:: RECORDS SUPPLIED ::
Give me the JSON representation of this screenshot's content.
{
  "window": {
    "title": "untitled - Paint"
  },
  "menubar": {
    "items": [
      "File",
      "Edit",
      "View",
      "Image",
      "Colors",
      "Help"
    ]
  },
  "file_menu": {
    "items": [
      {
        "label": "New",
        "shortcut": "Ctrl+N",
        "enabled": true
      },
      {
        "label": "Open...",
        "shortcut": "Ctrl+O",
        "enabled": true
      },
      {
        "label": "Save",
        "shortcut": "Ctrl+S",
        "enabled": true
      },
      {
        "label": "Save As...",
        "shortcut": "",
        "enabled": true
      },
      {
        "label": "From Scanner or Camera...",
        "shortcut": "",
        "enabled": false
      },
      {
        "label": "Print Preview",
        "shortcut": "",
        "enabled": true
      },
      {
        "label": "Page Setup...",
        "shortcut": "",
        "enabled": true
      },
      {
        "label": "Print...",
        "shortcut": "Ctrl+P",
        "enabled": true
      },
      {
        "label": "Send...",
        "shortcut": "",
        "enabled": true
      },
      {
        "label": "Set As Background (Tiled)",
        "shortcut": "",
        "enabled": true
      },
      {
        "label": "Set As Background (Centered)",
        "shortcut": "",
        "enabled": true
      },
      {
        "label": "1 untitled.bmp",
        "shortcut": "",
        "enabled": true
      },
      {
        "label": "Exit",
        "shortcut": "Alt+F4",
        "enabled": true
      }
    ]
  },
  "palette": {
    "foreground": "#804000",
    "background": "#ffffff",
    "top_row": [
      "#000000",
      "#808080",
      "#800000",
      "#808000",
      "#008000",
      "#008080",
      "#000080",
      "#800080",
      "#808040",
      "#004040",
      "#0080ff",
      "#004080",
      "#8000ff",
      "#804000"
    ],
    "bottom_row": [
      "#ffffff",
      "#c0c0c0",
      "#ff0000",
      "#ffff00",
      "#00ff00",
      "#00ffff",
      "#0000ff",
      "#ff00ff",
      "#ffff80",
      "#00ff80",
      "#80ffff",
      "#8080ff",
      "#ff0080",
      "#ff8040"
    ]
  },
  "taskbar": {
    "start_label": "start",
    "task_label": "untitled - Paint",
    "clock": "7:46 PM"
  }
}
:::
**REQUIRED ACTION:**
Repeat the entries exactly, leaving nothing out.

**TASK RESPONSE:**
Give me the JSON representation of this screenshot's content.
{
  "window": {
    "title": "untitled - Paint"
  },
  "menubar": {
    "items": [
      "File",
      "Edit",
      "View",
      "Image",
      "Colors",
      "Help"
    ]
  },
  "file_menu": {
    "items": [
      {
        "label": "New",
        "shortcut": "Ctrl+N",
        "enabled": true
      },
      {
        "label": "Open...",
        "shortcut": "Ctrl+O",
        "enabled": true
      },
      {
        "label": "Save",
        "shortcut": "Ctrl+S",
        "enabled": true
      },
      {
        "label": "Save As...",
        "shortcut": "",
        "enabled": true
      },
      {
        "label": "From Scanner or Camera...",
        "shortcut": "",
        "enabled": false
      },
      {
        "label": "Print Preview",
        "shortcut": "",
        "enabled": true
      },
      {
        "label": "Page Setup...",
        "shortcut": "",
        "enabled": true
      },
      {
        "label": "Print...",
        "shortcut": "Ctrl+P",
        "enabled": true
      },
      {
        "label": "Send...",
        "shortcut": "",
        "enabled": true
      },
      {
        "label": "Set As Background (Tiled)",
        "shortcut": "",
        "enabled": true
      },
      {
        "label": "Set As Background (Centered)",
        "shortcut": "",
        "enabled": true
      },
      {
        "label": "1 untitled.bmp",
        "shortcut": "",
        "enabled": true
      },
      {
        "label": "Exit",
        "shortcut": "Alt+F4",
        "enabled": true
      }
    ]
  },
  "palette": {
    "foreground": "#804000",
    "background": "#ffffff",
    "top_row": [
      "#000000",
      "#808080",
      "#800000",
      "#808000",
      "#008000",
      "#008080",
      "#000080",
      "#800080",
      "#808040",
      "#004040",
      "#0080ff",
      "#004080",
      "#8000ff",
      "#804000"
    ],
    "bottom_row": [
      "#ffffff",
      "#c0c0c0",
      "#ff0000",
      "#ffff00",
      "#00ff00",
      "#00ffff",
      "#0000ff",
      "#ff00ff",
      "#ffff80",
      "#00ff80",
      "#80ffff",
      "#8080ff",
      "#ff0080",
      "#ff8040"
    ]
  },
  "taskbar": {
    "start_label": "start",
    "task_label": "untitled - Paint",
    "clock": "7:46 PM"
  }
}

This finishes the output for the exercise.